* **YOUR OBJECTIVE**:
Produce a verbatim copy of the entries listed below.

* **DATA**:

· · ·

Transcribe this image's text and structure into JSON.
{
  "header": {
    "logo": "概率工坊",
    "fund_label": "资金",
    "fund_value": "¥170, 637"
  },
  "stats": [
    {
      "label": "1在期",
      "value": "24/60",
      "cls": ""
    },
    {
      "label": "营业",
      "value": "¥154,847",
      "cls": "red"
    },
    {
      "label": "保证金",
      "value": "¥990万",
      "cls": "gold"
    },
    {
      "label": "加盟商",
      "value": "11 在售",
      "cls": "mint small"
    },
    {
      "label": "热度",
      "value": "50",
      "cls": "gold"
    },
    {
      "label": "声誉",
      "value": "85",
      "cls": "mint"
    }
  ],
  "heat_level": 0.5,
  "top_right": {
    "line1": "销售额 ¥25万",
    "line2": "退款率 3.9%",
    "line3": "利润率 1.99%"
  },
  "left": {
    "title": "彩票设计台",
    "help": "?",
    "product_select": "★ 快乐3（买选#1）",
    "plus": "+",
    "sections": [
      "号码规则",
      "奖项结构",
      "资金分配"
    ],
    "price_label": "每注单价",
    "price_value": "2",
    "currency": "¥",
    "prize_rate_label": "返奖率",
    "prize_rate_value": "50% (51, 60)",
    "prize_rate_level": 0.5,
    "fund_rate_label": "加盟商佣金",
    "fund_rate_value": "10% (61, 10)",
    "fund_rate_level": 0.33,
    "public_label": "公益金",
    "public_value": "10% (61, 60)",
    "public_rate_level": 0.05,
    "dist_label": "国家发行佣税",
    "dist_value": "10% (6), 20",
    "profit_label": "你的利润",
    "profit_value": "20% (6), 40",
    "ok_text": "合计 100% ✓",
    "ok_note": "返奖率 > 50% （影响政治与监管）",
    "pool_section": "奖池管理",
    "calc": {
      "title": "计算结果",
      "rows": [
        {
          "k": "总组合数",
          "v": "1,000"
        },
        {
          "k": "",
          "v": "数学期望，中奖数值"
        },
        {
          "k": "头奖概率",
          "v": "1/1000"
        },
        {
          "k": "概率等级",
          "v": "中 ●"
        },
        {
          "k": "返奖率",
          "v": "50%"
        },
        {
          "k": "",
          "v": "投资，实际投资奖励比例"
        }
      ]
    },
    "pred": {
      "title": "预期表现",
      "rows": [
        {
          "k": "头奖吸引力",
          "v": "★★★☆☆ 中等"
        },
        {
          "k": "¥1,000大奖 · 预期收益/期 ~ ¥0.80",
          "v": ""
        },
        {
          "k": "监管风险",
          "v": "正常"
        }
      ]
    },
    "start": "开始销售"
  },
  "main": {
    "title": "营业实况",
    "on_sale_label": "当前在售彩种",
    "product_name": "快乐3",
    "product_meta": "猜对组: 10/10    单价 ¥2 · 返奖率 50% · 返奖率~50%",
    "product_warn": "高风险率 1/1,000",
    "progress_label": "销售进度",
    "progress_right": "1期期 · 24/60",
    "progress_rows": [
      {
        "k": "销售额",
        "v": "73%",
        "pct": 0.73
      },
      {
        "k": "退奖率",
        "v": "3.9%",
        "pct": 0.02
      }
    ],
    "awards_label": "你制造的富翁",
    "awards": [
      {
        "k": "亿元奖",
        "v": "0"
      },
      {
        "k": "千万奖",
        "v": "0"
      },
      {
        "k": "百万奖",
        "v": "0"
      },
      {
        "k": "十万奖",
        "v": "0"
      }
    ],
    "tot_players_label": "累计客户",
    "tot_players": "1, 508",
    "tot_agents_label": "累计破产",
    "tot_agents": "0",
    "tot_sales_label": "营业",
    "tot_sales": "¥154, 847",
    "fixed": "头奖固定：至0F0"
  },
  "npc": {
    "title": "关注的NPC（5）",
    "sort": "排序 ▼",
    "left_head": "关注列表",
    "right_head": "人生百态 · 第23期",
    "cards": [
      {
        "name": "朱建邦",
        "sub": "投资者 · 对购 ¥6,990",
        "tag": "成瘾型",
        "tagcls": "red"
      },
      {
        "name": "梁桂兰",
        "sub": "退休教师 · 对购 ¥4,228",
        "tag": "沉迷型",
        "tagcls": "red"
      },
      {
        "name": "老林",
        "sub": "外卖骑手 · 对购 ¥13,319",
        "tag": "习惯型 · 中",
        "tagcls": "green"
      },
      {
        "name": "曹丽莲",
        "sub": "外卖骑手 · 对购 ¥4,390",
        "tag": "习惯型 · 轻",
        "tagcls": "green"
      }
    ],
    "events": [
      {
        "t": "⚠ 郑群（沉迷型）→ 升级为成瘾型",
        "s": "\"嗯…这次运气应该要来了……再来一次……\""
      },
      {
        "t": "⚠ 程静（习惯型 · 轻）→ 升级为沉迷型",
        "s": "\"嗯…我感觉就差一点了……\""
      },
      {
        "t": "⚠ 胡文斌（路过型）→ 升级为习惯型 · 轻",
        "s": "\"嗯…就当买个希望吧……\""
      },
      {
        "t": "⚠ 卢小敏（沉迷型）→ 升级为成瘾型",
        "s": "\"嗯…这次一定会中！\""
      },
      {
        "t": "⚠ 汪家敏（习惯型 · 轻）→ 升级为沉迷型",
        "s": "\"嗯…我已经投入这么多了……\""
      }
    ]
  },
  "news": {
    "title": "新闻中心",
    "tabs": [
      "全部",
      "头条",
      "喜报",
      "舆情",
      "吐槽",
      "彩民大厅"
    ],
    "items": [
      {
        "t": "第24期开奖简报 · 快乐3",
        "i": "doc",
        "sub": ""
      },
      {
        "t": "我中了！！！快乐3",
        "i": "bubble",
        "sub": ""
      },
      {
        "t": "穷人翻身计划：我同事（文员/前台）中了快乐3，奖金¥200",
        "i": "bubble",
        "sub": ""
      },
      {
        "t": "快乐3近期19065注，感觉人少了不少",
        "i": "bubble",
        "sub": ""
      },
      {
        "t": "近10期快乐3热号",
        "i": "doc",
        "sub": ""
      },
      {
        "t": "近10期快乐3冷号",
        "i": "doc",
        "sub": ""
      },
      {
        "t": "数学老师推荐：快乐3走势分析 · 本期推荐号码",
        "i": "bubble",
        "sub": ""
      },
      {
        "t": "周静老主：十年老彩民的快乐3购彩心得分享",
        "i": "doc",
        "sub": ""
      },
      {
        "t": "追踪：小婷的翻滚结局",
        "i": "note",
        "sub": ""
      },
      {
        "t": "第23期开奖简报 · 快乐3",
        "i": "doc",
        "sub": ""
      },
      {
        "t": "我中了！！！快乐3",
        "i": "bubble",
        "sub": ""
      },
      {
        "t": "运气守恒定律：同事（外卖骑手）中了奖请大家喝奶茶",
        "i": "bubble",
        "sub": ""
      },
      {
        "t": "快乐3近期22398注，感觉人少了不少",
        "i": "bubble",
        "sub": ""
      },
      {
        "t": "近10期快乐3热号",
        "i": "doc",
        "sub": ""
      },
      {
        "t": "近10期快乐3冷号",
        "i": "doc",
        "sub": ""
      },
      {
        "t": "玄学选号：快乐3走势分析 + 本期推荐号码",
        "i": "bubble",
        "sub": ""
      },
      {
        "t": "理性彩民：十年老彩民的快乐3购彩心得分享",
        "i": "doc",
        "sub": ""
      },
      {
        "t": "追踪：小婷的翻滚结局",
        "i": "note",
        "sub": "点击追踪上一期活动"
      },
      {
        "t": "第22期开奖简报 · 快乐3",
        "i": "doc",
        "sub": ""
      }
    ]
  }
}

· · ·

* **EXERCISE RESPONSE**:
Transcribe this image's text and structure into JSON.
{
  "header": {
    "logo": "概率工坊",
    "fund_label": "资金",
    "fund_value": "¥170, 637"
  },
  "stats": [
    {
      "label": "1在期",
      "value": "24/60",
      "cls": ""
    },
    {
      "label": "营业",
      "value": "¥154,847",
      "cls": "red"
    },
    {
      "label": "保证金",
      "value": "¥990万",
      "cls": "gold"
    },
    {
      "label": "加盟商",
      "value": "11 在售",
      "cls": "mint small"
    },
    {
      "label": "热度",
      "value": "50",
      "cls": "gold"
    },
    {
      "label": "声誉",
      "value": "85",
      "cls": "mint"
    }
  ],
  "heat_level": 0.5,
  "top_right": {
    "line1": "销售额 ¥25万",
    "line2": "退款率 3.9%",
    "line3": "利润率 1.99%"
  },
  "left": {
    "title": "彩票设计台",
    "help": "?",
    "product_select": "★ 快乐3（买选#1）",
    "plus": "+",
    "sections": [
      "号码规则",
      "奖项结构",
      "资金分配"
    ],
    "price_label": "每注单价",
    "price_value": "2",
    "currency": "¥",
    "prize_rate_label": "返奖率",
    "prize_rate_value": "50% (51, 60)",
    "prize_rate_level": 0.5,
    "fund_rate_label": "加盟商佣金",
    "fund_rate_value": "10% (61, 10)",
    "fund_rate_level": 0.33,
    "public_label": "公益金",
    "public_value": "10% (61, 60)",
    "public_rate_level": 0.05,
    "dist_label": "国家发行佣税",
    "dist_value": "10% (6), 20",
    "profit_label": "你的利润",
    "profit_value": "20% (6), 40",
    "ok_text": "合计 100% ✓",
    "ok_note": "返奖率 > 50% （影响政治与监管）",
    "pool_section": "奖池管理",
    "calc": {
      "title": "计算结果",
      "rows": [
        {
          "k": "总组合数",
          "v": "1,000"
        },
        {
          "k": "",
          "v": "数学期望，中奖数值"
        },
        {
          "k": "头奖概率",
          "v": "1/1000"
        },
        {
          "k": "概率等级",
          "v": "中 ●"
        },
        {
          "k": "返奖率",
          "v": "50%"
        },
        {
          "k": "",
          "v": "投资，实际投资奖励比例"
        }
      ]
    },
    "pred": {
      "title": "预期表现",
      "rows": [
        {
          "k": "头奖吸引力",
          "v": "★★★☆☆ 中等"
        },
        {
          "k": "¥1,000大奖 · 预期收益/期 ~ ¥0.80",
          "v": ""
        },
        {
          "k": "监管风险",
          "v": "正常"
        }
      ]
    },
    "start": "开始销售"
  },
  "main": {
    "title": "营业实况",
    "on_sale_label": "当前在售彩种",
    "product_name": "快乐3",
    "product_meta": "猜对组: 10/10    单价 ¥2 · 返奖率 50% · 返奖率~50%",
    "product_warn": "高风险率 1/1,000",
    "progress_label": "销售进度",
    "progress_right": "1期期 · 24/60",
    "progress_rows": [
      {
        "k": "销售额",
        "v": "73%",
        "pct": 0.73
      },
      {
        "k": "退奖率",
        "v": "3.9%",
        "pct": 0.02
      }
    ],
    "awards_label": "你制造的富翁",
    "awards": [
      {
        "k": "亿元奖",
        "v": "0"
      },
      {
        "k": "千万奖",
        "v": "0"
      },
      {
        "k": "百万奖",
        "v": "0"
      },
      {
        "k": "十万奖",
        "v": "0"
      }
    ],
    "tot_players_label": "累计客户",
    "tot_players": "1, 508",
    "tot_agents_label": "累计破产",
    "tot_agents": "0",
    "tot_sales_label": "营业",
    "tot_sales": "¥154, 847",
    "fixed": "头奖固定：至0F0"
  },
  "npc": {
    "title": "关注的NPC（5）",
    "sort": "排序 ▼",
    "left_head": "关注列表",
    "right_head": "人生百态 · 第23期",
    "cards": [
      {
        "name": "朱建邦",
        "sub": "投资者 · 对购 ¥6,990",
        "tag": "成瘾型",
        "tagcls": "red"
      },
      {
        "name": "梁桂兰",
        "sub": "退休教师 · 对购 ¥4,228",
        "tag": "沉迷型",
        "tagcls": "red"
      },
      {
        "name": "老林",
        "sub": "外卖骑手 · 对购 ¥13,319",
        "tag": "习惯型 · 中",
        "tagcls": "green"
      },
      {
        "name": "曹丽莲",
        "sub": "外卖骑手 · 对购 ¥4,390",
        "tag": "习惯型 · 轻",
        "tagcls": "green"
      }
    ],
    "events": [
      {
        "t": "⚠ 郑群（沉迷型）→ 升级为成瘾型",
        "s": "\"嗯…这次运气应该要来了……再来一次……\""
      },
      {
        "t": "⚠ 程静（习惯型 · 轻）→ 升级为沉迷型",
        "s": "\"嗯…我感觉就差一点了……\""
      },
      {
        "t": "⚠ 胡文斌（路过型）→ 升级为习惯型 · 轻",
        "s": "\"嗯…就当买个希望吧……\""
      },
      {
        "t": "⚠ 卢小敏（沉迷型）→ 升级为成瘾型",
        "s": "\"嗯…这次一定会中！\""
      },
      {
        "t": "⚠ 汪家敏（习惯型 · 轻）→ 升级为沉迷型",
        "s": "\"嗯…我已经投入这么多了……\""
      }
    ]
  },
  "news": {
    "title": "新闻中心",
    "tabs": [
      "全部",
      "头条",
      "喜报",
      "舆情",
      "吐槽",
      "彩民大厅"
    ],
    "items": [
      {
        "t": "第24期开奖简报 · 快乐3",
        "i": "doc",
        "sub": ""
      },
      {
        "t": "我中了！！！快乐3",
        "i": "bubble",
        "sub": ""
      },
      {
        "t": "穷人翻身计划：我同事（文员/前台）中了快乐3，奖金¥200",
        "i": "bubble",
        "sub": ""
      },
      {
        "t": "快乐3近期19065注，感觉人少了不少",
        "i": "bubble",
        "sub": ""
      },
      {
        "t": "近10期快乐3热号",
        "i": "doc",
        "sub": ""
      },
      {
        "t": "近10期快乐3冷号",
        "i": "doc",
        "sub": ""
      },
      {
        "t": "数学老师推荐：快乐3走势分析 · 本期推荐号码",
        "i": "bubble",
        "sub": ""
      },
      {
        "t": "周静老主：十年老彩民的快乐3购彩心得分享",
        "i": "doc",
        "sub": ""
      },
      {
        "t": "追踪：小婷的翻滚结局",
        "i": "note",
        "sub": ""
      },
      {
        "t": "第23期开奖简报 · 快乐3",
        "i": "doc",
        "sub": ""
      },
      {
        "t": "我中了！！！快乐3",
        "i": "bubble",
        "sub": ""
      },
      {
        "t": "运气守恒定律：同事（外卖骑手）中了奖请大家喝奶茶",
        "i": "bubble",
        "sub": ""
      },
      {
        "t": "快乐3近期22398注，感觉人少了不少",
        "i": "bubble",
        "sub": ""
      },
      {
        "t": "近10期快乐3热号",
        "i": "doc",
        "sub": ""
      },
      {
        "t": "近10期快乐3冷号",
        "i": "doc",
        "sub": ""
      },
      {
        "t": "玄学选号：快乐3走势分析 + 本期推荐号码",
        "i": "bubble",
        "sub": ""
      },
      {
        "t": "理性彩民：十年老彩民的快乐3购彩心得分享",
        "i": "doc",
        "sub": ""
      },
      {
        "t": "追踪：小婷的翻滚结局",
        "i": "note",
        "sub": "点击追踪上一期活动"
      },
      {
        "t": "第22期开奖简报 · 快乐3",
        "i": "doc",
        "sub": ""
      }
    ]
  }
}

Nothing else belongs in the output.